For Emily Kroll, there’s nothing more captivating than solving problems and learning new things. Growing up, her teachers piqued her curiosity about the world around her and inspired her to pursue a career in science, technology, engineering and mathematics (STEM).
Kroll went on to study microbiology and cell science at the University of Florida. After earning her bachelor’s degree, she took part in an Oak Ridge Institute for Science and Education (ORISE)-administered opportunity at the Centers for Disease Control and Prevention, where she conducted microbial research.
Following her time with the CDC, Kroll applied to the Laboratory Technology (Lab Tech) Associate Program at Oak Ridge National Laboratory (ORNL). Administered by ORISE, the Lab Tech program offers undergraduate students and recent bachelor’s or associate graduates an opportunity to develop their technical skills at ORNL, the U.S. Department of Energy’s largest science and energy technology laboratory.
“I wanted to stretch my skill set and experience a broader scientific impact from a different perspective,” Kroll said of what drew her to the Lab Tech program. “I liked the idea of supporting the cutting-edge research that takes place at ORNL.”
Under the guidance of John Carruth, scientific associate team lead in ORNL’s Neutron Sciences Directorate and former ORISE participant, Kroll supported neutron scattering experiments at ORNL’s various beam lines. Her internship involved upgrading instruments, coordinating with teams to plan for experiments and training users.
“What I found most beneficial during my internship was collaborating with a large group of experts,” she said. “It is amazing to see how quickly a project can come together when the right people are involved.”
Following her Lab Tech internship, Kroll was hired on full-time as a scientific associate in the Neutron Sciences Directorate.

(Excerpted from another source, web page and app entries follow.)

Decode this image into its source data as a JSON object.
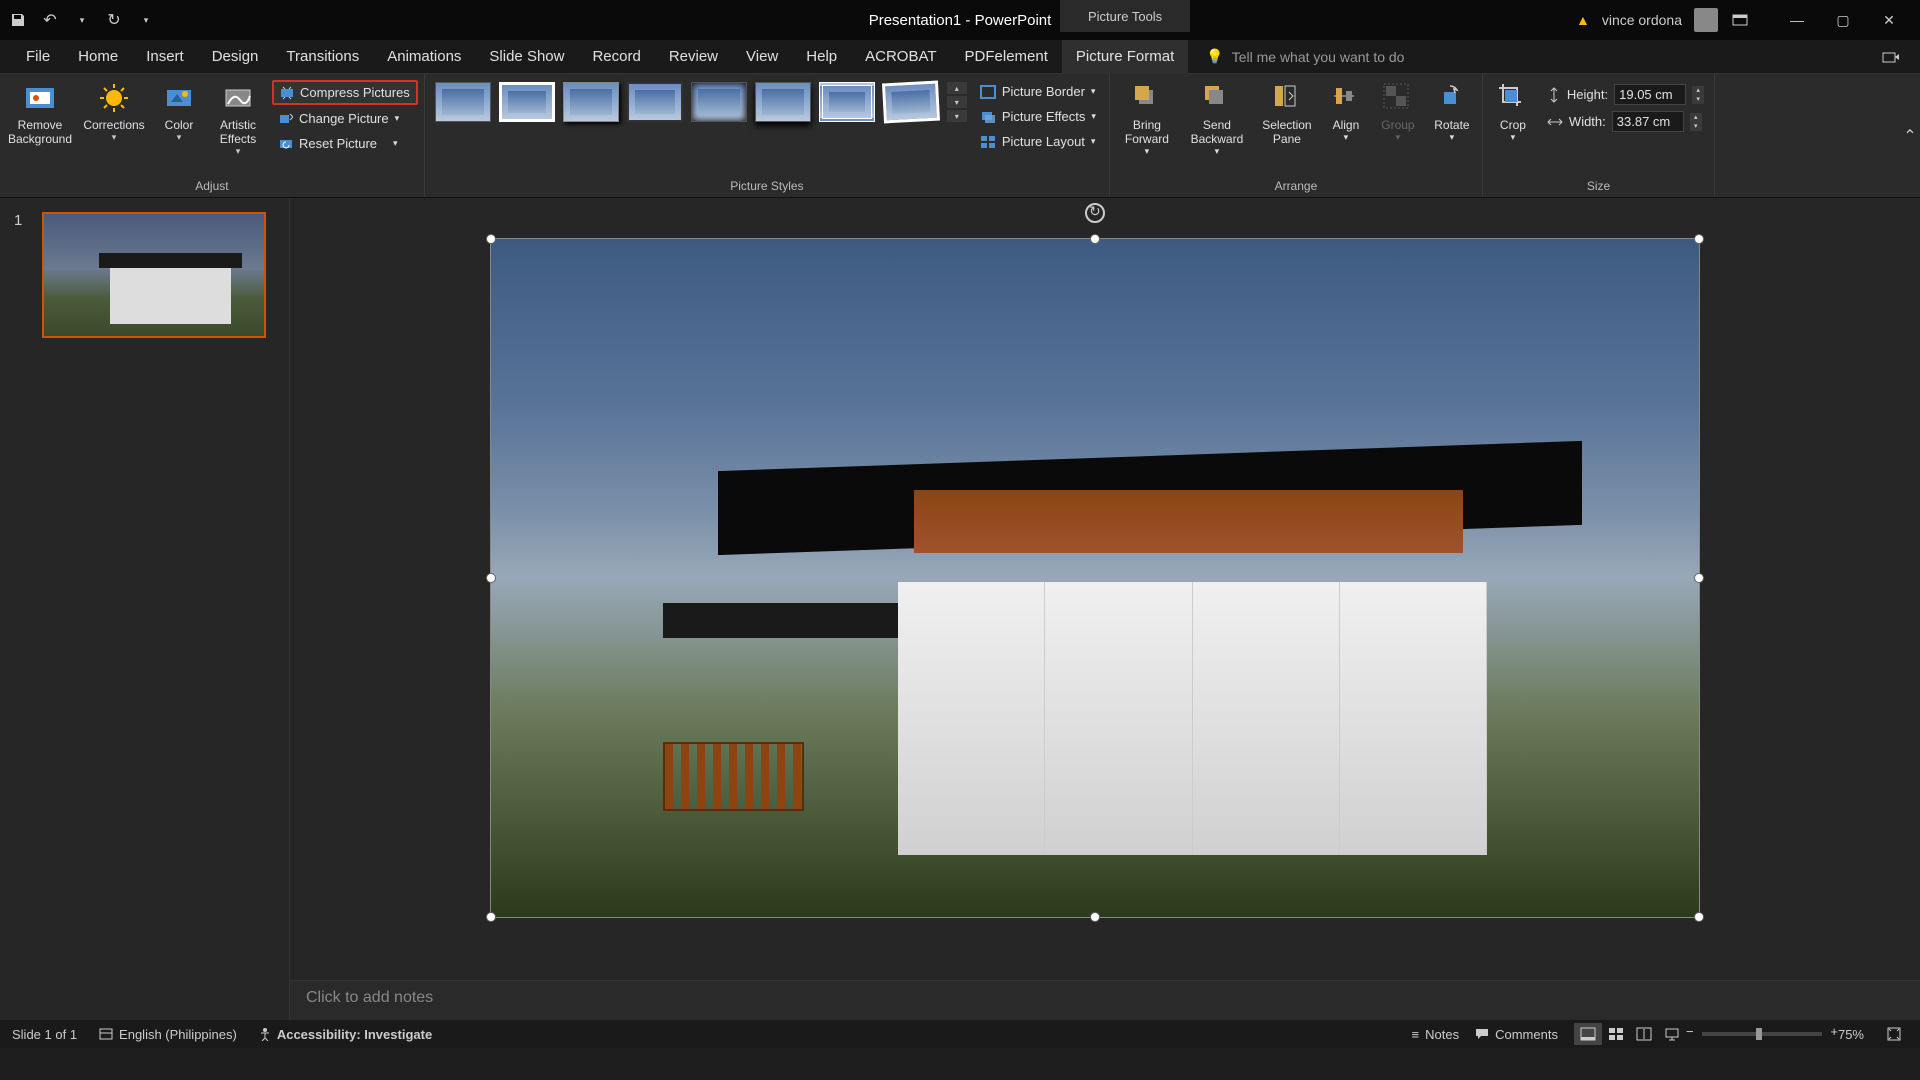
{
  "title": "Presentation1  -  PowerPoint",
  "context_tab": "Picture Tools",
  "user": "vince ordona",
  "tabs": [
    "File",
    "Home",
    "Insert",
    "Design",
    "Transitions",
    "Animations",
    "Slide Show",
    "Record",
    "Review",
    "View",
    "Help",
    "ACROBAT",
    "PDFelement",
    "Picture Format"
  ],
  "active_tab": 13,
  "tellme_placeholder": "Tell me what you want to do",
  "ribbon": {
    "adjust": {
      "remove_bg": "Remove\nBackground",
      "corrections": "Corrections",
      "color": "Color",
      "artistic": "Artistic\nEffects",
      "compress": "Compress Pictures",
      "change": "Change Picture",
      "reset": "Reset Picture",
      "label": "Adjust"
    },
    "styles_label": "Picture Styles",
    "picture_border": "Picture Border",
    "picture_effects": "Picture Effects",
    "picture_layout": "Picture Layout",
    "arrange": {
      "bring_forward": "Bring\nForward",
      "send_backward": "Send\nBackward",
      "selection_pane": "Selection\nPane",
      "align": "Align",
      "group": "Group",
      "rotate": "Rotate",
      "label": "Arrange"
    },
    "crop": "Crop",
    "size": {
      "height_label": "Height:",
      "height_value": "19.05 cm",
      "width_label": "Width:",
      "width_value": "33.87 cm",
      "label": "Size"
    }
  },
  "slide_thumb_number": "1",
  "notes_placeholder": "Click to add notes",
  "status": {
    "slide": "Slide 1 of 1",
    "lang": "English (Philippines)",
    "access": "Accessibility: Investigate",
    "notes": "Notes",
    "comments": "Comments",
    "zoom": "75%"
  }
}
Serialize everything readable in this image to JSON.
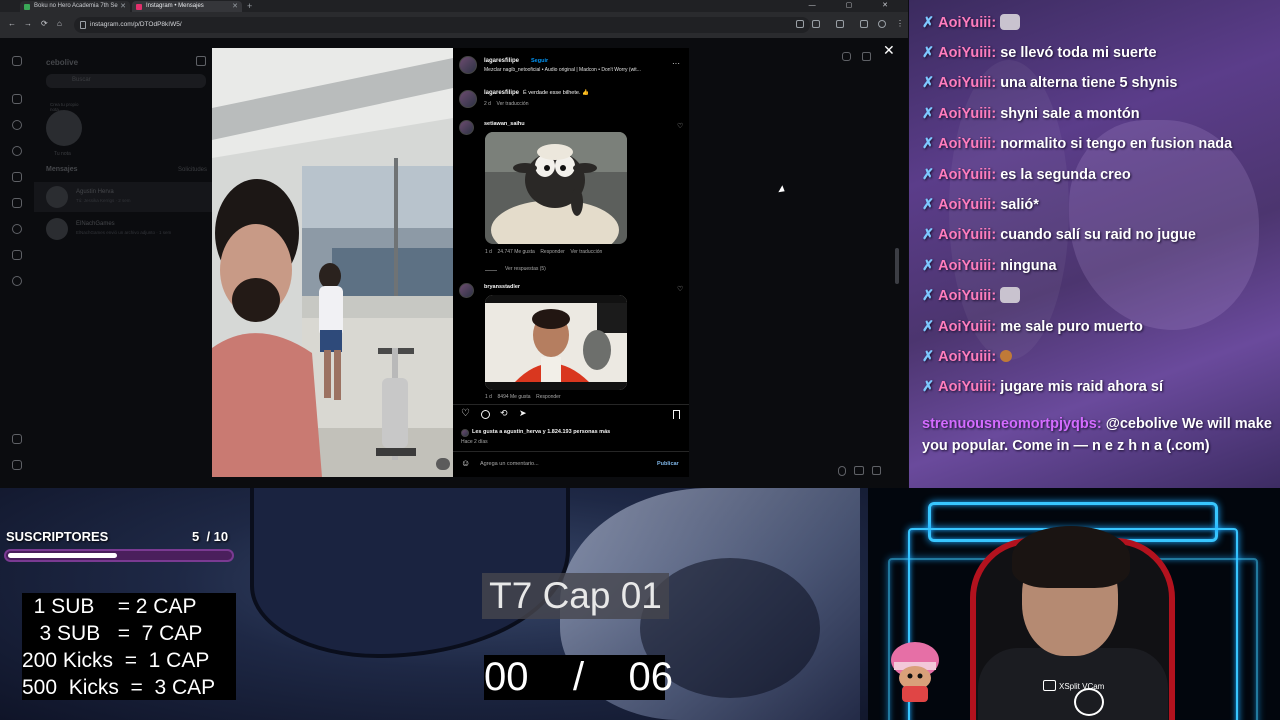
{
  "browser": {
    "tabs": [
      {
        "label": "Boku no Hero Academia 7th Se",
        "color": "#3aa757"
      },
      {
        "label": "Instagram • Mensajes",
        "color": "#e1306c"
      }
    ],
    "newtab": "+",
    "window_controls": "— ▢ ✕",
    "url": "instagram.com/p/DTOdP8kIW5/",
    "nav": {
      "back": "←",
      "forward": "→",
      "reload": "⟳",
      "home": "⌂"
    }
  },
  "instagram": {
    "username": "cebolive",
    "search_placeholder": "Buscar",
    "note_text": "Crea tu propio nota...",
    "note_user": "Tu nota",
    "messages_heading": "Mensajes",
    "requests_label": "Solicitudes",
    "conversations": [
      {
        "name": "Agustin Herva",
        "preview": "Tú: Jessika Kerrigs · 2 sem"
      },
      {
        "name": "ElNachGames",
        "preview": "ElNachGames envió un archivo adjunto · 1 sem"
      }
    ],
    "modal_close": "✕",
    "post": {
      "author": "lagaresfilipe",
      "follow": "Seguir",
      "audio": "Mezclar nagib_netooficial • Audio original | Madcon • Don't Worry (wit...",
      "more": "···",
      "caption_user": "lagaresfilipe",
      "caption": "É verdade esse bilhete. 👍",
      "caption_meta": "2 d    Ver traducción",
      "comments": [
        {
          "user": "setiawan_saihu",
          "meta": "1 d    24.747 Me gusta    Responder    Ver traducción",
          "replies": "Ver respuestas (5)"
        },
        {
          "user": "bryansstadler",
          "meta": "1 d    8494 Me gusta    Responder"
        }
      ],
      "likes": "Les gusta a agustin_herva y 1.824.193 personas más",
      "date": "Hace 2 días",
      "comment_placeholder": "Agrega un comentario...",
      "publish": "Publicar"
    }
  },
  "chat": {
    "messages": [
      {
        "user": "AoiYuiii:",
        "text": "",
        "emote": "cat-emote"
      },
      {
        "user": "AoiYuiii:",
        "text": "se llevó toda mi suerte"
      },
      {
        "user": "AoiYuiii:",
        "text": "una alterna tiene 5 shynis"
      },
      {
        "user": "AoiYuiii:",
        "text": "shyni sale a montón"
      },
      {
        "user": "AoiYuiii:",
        "text": "normalito si tengo en fusion nada"
      },
      {
        "user": "AoiYuiii:",
        "text": "es la segunda creo"
      },
      {
        "user": "AoiYuiii:",
        "text": "salió*"
      },
      {
        "user": "AoiYuiii:",
        "text": "cuando salí su raid no jugue"
      },
      {
        "user": "AoiYuiii:",
        "text": "ninguna"
      },
      {
        "user": "AoiYuiii:",
        "text": "",
        "emote": "cat-emote"
      },
      {
        "user": "AoiYuiii:",
        "text": "me sale puro muerto"
      },
      {
        "user": "AoiYuiii:",
        "text": "",
        "emote": "cookie-emote"
      },
      {
        "user": "AoiYuiii:",
        "text": "jugare mis raid ahora sí"
      }
    ],
    "last": {
      "user": "strenuousneomortpjyqbs:",
      "text": "@cebolive We will make you popular. Come in — n e z h n a (.com)"
    }
  },
  "overlay": {
    "subs_title": "SUSCRIPTORES",
    "subs_count": "5  / 10",
    "subs_progress": 0.5,
    "rates": [
      "  1 SUB    = 2 CAP",
      "   3 SUB   =  7 CAP",
      "200 Kicks  =  1 CAP",
      "500  Kicks  =  3 CAP"
    ],
    "episode": "T7 Cap 01",
    "progress": "00    /    06"
  },
  "webcam": {
    "xsplit": "XSplit VCam"
  }
}
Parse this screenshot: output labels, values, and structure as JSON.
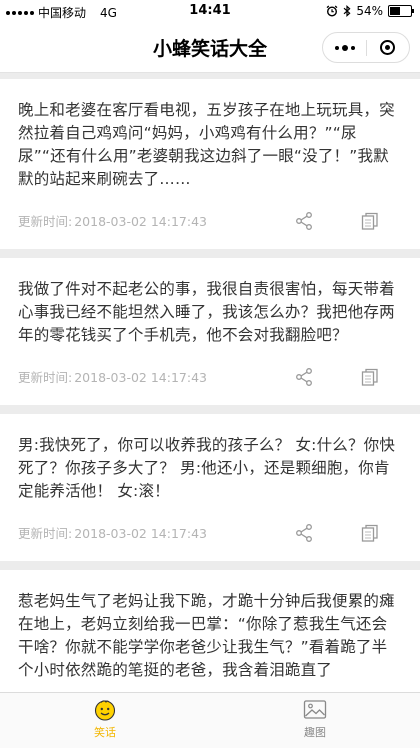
{
  "status_bar": {
    "carrier": "中国移动",
    "network": "4G",
    "time": "14:41",
    "battery_text": "54%",
    "battery_level": 0.54
  },
  "nav": {
    "title": "小蜂笑话大全"
  },
  "jokes": [
    {
      "text": "晚上和老婆在客厅看电视，五岁孩子在地上玩玩具，突然拉着自己鸡鸡问“妈妈，小鸡鸡有什么用？”“尿尿”“还有什么用”老婆朝我这边斜了一眼“没了！”我默默的站起来刷碗去了……",
      "time_label": "更新时间:",
      "time": "2018-03-02 14:17:43"
    },
    {
      "text": "我做了件对不起老公的事，我很自责很害怕，每天带着心事我已经不能坦然入睡了，我该怎么办？我把他存两年的零花钱买了个手机壳，他不会对我翻脸吧？",
      "time_label": "更新时间:",
      "time": "2018-03-02 14:17:43"
    },
    {
      "text": "男:我快死了，你可以收养我的孩子么？ 女:什么？你快死了？你孩子多大了？ 男:他还小，还是颗细胞，你肯定能养活他！ 女:滚！",
      "time_label": "更新时间:",
      "time": "2018-03-02 14:17:43"
    },
    {
      "text": "惹老妈生气了老妈让我下跪，才跪十分钟后我便累的瘫在地上，老妈立刻给我一巴掌：“你除了惹我生气还会干啥？你就不能学学你老爸少让我生气？”看着跪了半个小时依然跪的笔挺的老爸，我含着泪跪直了",
      "time_label": "更新时间:",
      "time": "2018-03-02 14:17:43"
    }
  ],
  "tabbar": {
    "tabs": [
      {
        "label": "笑话",
        "icon": "smiley-face-icon",
        "active": true
      },
      {
        "label": "趣图",
        "icon": "image-icon",
        "active": false
      }
    ]
  },
  "colors": {
    "accent": "#f2b600",
    "meta_text": "#b4b4b4",
    "background": "#ececec"
  }
}
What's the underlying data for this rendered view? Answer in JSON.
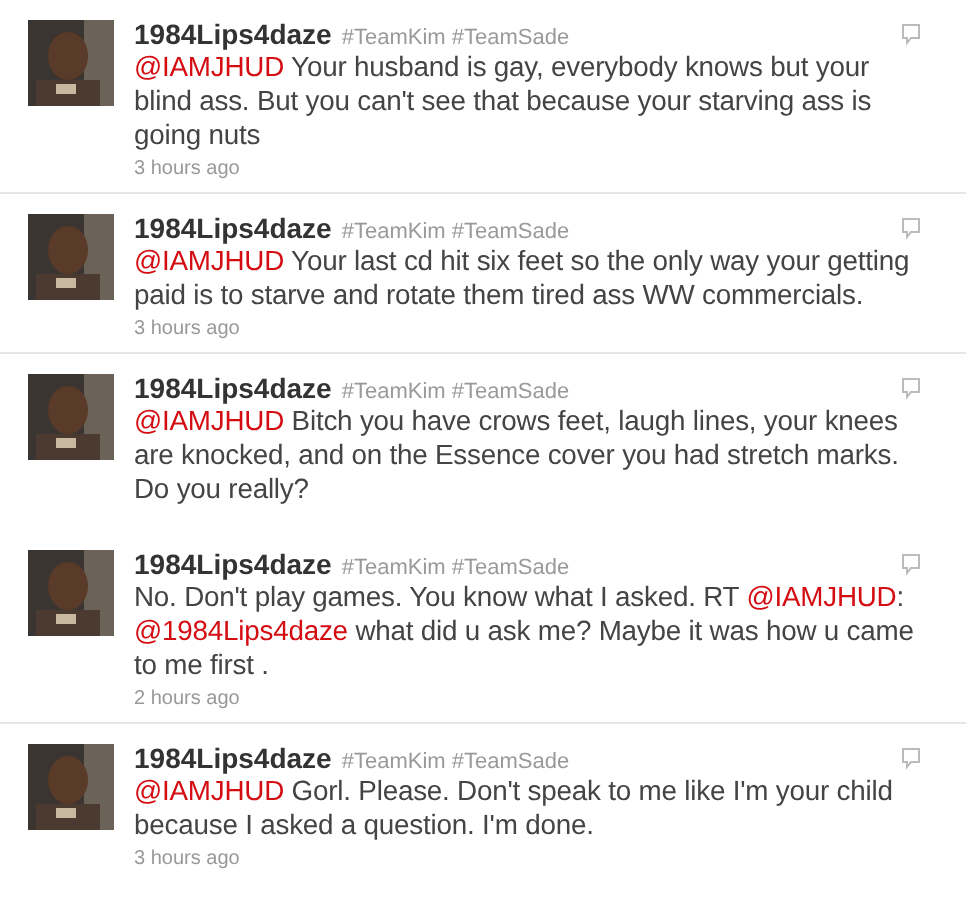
{
  "tweets": [
    {
      "user": "1984Lips4daze",
      "tags": "#TeamKim #TeamSade",
      "body": [
        {
          "kind": "mention",
          "text": "@IAMJHUD"
        },
        {
          "kind": "text",
          "text": " Your husband is gay, everybody knows but your blind ass. But you can't see that because your starving ass is going nuts"
        }
      ],
      "time": "3 hours ago"
    },
    {
      "user": "1984Lips4daze",
      "tags": "#TeamKim #TeamSade",
      "body": [
        {
          "kind": "mention",
          "text": "@IAMJHUD"
        },
        {
          "kind": "text",
          "text": " Your last cd hit six feet so the only way your getting paid is to starve and rotate them tired ass WW commercials."
        }
      ],
      "time": "3 hours ago"
    },
    {
      "user": "1984Lips4daze",
      "tags": "#TeamKim #TeamSade",
      "body": [
        {
          "kind": "mention",
          "text": "@IAMJHUD"
        },
        {
          "kind": "text",
          "text": " Bitch you have crows feet, laugh lines, your knees are knocked, and on the Essence cover you had stretch marks. Do you really?"
        }
      ]
    },
    {
      "user": "1984Lips4daze",
      "tags": "#TeamKim #TeamSade",
      "body": [
        {
          "kind": "text",
          "text": "No. Don't play games. You know what I asked. RT "
        },
        {
          "kind": "mention",
          "text": "@IAMJHUD"
        },
        {
          "kind": "text",
          "text": ": "
        },
        {
          "kind": "mention",
          "text": "@1984Lips4daze"
        },
        {
          "kind": "text",
          "text": " what did u ask me? Maybe it was how u came to me first ."
        }
      ],
      "time": "2 hours ago"
    },
    {
      "user": "1984Lips4daze",
      "tags": "#TeamKim #TeamSade",
      "body": [
        {
          "kind": "mention",
          "text": "@IAMJHUD"
        },
        {
          "kind": "text",
          "text": " Gorl. Please. Don't speak to me like I'm your child because I asked a question. I'm done."
        }
      ],
      "time": "3 hours ago"
    }
  ]
}
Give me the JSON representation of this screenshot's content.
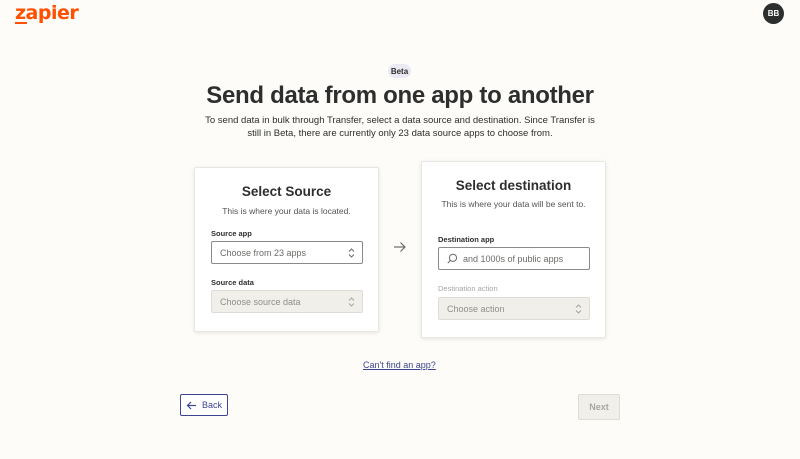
{
  "header": {
    "logo_text": "zapier",
    "brand_color": "#ff4f00",
    "avatar_initials": "BB"
  },
  "hero": {
    "badge": "Beta",
    "title": "Send data from one app to another",
    "subtitle": "To send data in bulk through Transfer, select a data source and destination. Since Transfer is still in Beta, there are currently only 23 data source apps to choose from."
  },
  "source": {
    "heading": "Select Source",
    "description": "This is where your data is located.",
    "app_label": "Source app",
    "app_placeholder": "Choose from 23 apps",
    "data_label": "Source data",
    "data_placeholder": "Choose source data"
  },
  "destination": {
    "heading": "Select destination",
    "description": "This is where your data will be sent to.",
    "app_label": "Destination app",
    "app_placeholder": "and 1000s of public apps",
    "action_label": "Destination action",
    "action_placeholder": "Choose action"
  },
  "links": {
    "cant_find": "Can't find an app?"
  },
  "nav": {
    "back_label": "Back",
    "next_label": "Next"
  },
  "colors": {
    "link": "#3d4592",
    "text": "#2d2e2e"
  }
}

In this role, she coordinates operations for neutron scattering instruments at ORNL’s High Flux Isotope Reactor.
“My internship experience with ORISE introduced me to various fields and helped direct me to where I am today,” she said. “The collaboration, growth and leadership skills I have developed were made possible by my ORISE experience. I am thankful for the mentors who encouraged me, advocated for me and taught me how to be a leader by the examples they set.”
Since her internship, Kroll has had an active role with ORNL’s Women in Neutron Sciences (WiNS) group, most recently serving as the WiNS Outreach and Networking lead.
“It’s been an empowering chance to connect with others around the lab, learn about diversity and get to know the people I work with,” she said.
The Lab Tech program at ORNL is administered by the Oak Ridge Institute for Science and Education (ORISE) for the U.S. Department of Energy.